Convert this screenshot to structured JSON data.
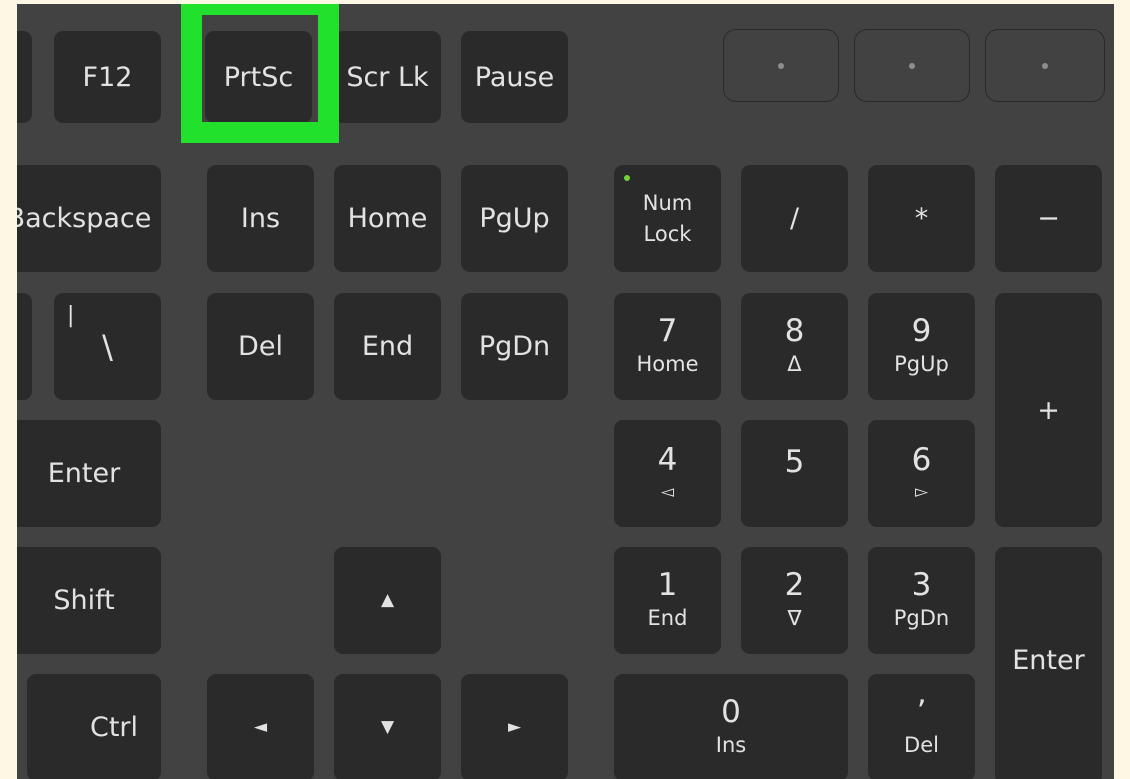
{
  "highlight_color": "#21e12d",
  "function_row": {
    "f12": "F12",
    "prtsc": "PrtSc",
    "scrlk": "Scr Lk",
    "pause": "Pause"
  },
  "nav": {
    "backspace": "Backspace",
    "ins": "Ins",
    "home": "Home",
    "pgup": "PgUp",
    "pipe": "|",
    "backslash": "\\",
    "del": "Del",
    "end": "End",
    "pgdn": "PgDn",
    "enter": "Enter",
    "shift": "Shift",
    "ctrl": "Ctrl",
    "arrow_up": "▲",
    "arrow_left": "◄",
    "arrow_down": "▼",
    "arrow_right": "►"
  },
  "numpad": {
    "numlock_line1": "Num",
    "numlock_line2": "Lock",
    "divide": "/",
    "multiply": "*",
    "minus": "−",
    "plus": "+",
    "enter": "Enter",
    "k7": "7",
    "k7_sub": "Home",
    "k8": "8",
    "k8_sub": "Δ",
    "k9": "9",
    "k9_sub": "PgUp",
    "k4": "4",
    "k4_sub": "◅",
    "k5": "5",
    "k6": "6",
    "k6_sub": "▻",
    "k1": "1",
    "k1_sub": "End",
    "k2": "2",
    "k2_sub": "∇",
    "k3": "3",
    "k3_sub": "PgDn",
    "k0": "0",
    "k0_sub": "Ins",
    "dec": "ʼ",
    "dec_sub": "Del"
  }
}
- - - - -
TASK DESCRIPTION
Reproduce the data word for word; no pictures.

RESULT OF THE TASK
Convert this screenshot to structured JSON data.
{
  "highlight_color": "#21e12d",
  "function_row": {
    "f12": "F12",
    "prtsc": "PrtSc",
    "scrlk": "Scr Lk",
    "pause": "Pause"
  },
  "nav": {
    "backspace": "Backspace",
    "ins": "Ins",
    "home": "Home",
    "pgup": "PgUp",
    "pipe": "|",
    "backslash": "\\",
    "del": "Del",
    "end": "End",
    "pgdn": "PgDn",
    "enter": "Enter",
    "shift": "Shift",
    "ctrl": "Ctrl",
    "arrow_up": "▲",
    "arrow_left": "◄",
    "arrow_down": "▼",
    "arrow_right": "►"
  },
  "numpad": {
    "numlock_line1": "Num",
    "numlock_line2": "Lock",
    "divide": "/",
    "multiply": "*",
    "minus": "−",
    "plus": "+",
    "enter": "Enter",
    "k7": "7",
    "k7_sub": "Home",
    "k8": "8",
    "k8_sub": "Δ",
    "k9": "9",
    "k9_sub": "PgUp",
    "k4": "4",
    "k4_sub": "◅",
    "k5": "5",
    "k6": "6",
    "k6_sub": "▻",
    "k1": "1",
    "k1_sub": "End",
    "k2": "2",
    "k2_sub": "∇",
    "k3": "3",
    "k3_sub": "PgDn",
    "k0": "0",
    "k0_sub": "Ins",
    "dec": "ʼ",
    "dec_sub": "Del"
  }
}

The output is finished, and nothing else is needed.